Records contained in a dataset
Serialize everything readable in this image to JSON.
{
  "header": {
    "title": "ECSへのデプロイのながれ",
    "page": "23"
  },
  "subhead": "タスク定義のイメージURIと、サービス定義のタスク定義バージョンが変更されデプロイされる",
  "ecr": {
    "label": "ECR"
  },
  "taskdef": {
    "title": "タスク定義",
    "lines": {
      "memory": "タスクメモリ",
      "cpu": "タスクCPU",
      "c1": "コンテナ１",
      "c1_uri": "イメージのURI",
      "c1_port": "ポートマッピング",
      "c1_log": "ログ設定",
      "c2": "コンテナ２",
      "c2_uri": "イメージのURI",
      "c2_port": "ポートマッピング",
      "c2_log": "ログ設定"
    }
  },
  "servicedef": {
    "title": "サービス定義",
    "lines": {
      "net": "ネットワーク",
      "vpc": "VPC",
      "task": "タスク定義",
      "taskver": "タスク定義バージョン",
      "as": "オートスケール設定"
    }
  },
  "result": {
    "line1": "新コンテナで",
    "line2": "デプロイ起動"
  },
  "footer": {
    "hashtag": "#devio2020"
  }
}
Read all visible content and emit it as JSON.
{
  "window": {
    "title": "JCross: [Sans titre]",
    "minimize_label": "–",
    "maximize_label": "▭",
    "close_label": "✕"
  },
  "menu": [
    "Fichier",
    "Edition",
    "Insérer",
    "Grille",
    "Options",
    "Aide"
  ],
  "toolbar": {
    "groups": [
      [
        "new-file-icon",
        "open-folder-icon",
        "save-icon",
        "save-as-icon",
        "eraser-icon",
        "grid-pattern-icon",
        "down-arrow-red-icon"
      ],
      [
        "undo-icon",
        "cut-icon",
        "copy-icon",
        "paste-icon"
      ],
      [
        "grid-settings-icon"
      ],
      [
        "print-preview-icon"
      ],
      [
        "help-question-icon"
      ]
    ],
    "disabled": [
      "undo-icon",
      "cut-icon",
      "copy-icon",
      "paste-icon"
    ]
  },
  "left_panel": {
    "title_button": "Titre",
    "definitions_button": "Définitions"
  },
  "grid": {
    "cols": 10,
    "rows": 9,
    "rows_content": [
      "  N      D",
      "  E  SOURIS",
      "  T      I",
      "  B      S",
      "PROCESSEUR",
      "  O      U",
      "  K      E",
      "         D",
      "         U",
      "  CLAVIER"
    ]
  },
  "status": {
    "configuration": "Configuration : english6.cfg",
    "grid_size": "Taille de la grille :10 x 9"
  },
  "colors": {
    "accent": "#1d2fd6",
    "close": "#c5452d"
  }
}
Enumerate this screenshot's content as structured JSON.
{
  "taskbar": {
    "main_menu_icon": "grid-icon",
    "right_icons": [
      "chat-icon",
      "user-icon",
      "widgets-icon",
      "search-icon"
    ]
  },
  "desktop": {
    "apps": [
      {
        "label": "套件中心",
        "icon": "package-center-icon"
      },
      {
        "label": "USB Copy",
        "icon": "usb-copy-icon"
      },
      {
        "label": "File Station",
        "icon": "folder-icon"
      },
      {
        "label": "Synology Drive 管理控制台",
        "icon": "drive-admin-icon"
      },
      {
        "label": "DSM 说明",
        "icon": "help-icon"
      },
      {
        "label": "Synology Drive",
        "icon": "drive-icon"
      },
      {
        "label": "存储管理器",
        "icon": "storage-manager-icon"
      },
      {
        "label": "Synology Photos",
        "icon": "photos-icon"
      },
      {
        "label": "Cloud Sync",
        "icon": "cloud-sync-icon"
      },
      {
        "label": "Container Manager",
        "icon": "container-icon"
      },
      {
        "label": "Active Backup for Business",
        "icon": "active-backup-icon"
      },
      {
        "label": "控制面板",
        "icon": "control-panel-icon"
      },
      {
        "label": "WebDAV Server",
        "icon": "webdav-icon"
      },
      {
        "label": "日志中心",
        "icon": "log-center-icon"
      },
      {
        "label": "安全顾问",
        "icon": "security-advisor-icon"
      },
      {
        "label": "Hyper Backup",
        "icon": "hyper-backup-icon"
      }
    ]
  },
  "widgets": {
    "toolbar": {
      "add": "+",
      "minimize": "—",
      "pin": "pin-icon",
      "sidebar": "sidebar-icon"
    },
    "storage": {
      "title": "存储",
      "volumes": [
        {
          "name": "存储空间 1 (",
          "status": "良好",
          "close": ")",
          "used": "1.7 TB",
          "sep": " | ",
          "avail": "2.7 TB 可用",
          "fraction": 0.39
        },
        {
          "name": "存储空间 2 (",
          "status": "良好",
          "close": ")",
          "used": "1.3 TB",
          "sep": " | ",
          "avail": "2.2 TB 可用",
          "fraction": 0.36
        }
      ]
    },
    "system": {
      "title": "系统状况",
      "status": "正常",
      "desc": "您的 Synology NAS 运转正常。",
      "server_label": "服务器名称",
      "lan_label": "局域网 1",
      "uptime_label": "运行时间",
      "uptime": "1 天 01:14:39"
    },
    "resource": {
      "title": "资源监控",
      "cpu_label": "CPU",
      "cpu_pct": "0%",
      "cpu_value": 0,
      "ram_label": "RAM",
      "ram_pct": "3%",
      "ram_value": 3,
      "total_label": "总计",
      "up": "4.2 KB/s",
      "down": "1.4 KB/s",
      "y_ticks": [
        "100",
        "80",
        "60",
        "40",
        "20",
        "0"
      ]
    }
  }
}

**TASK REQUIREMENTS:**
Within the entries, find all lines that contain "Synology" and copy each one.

**RESPONSE TO THIS EXERCISE:**
        "label": "Synology Drive 管理控制台",
        "label": "Synology Drive",
        "label": "Synology Photos",
      "desc": "您的 Synology NAS 运转正常。",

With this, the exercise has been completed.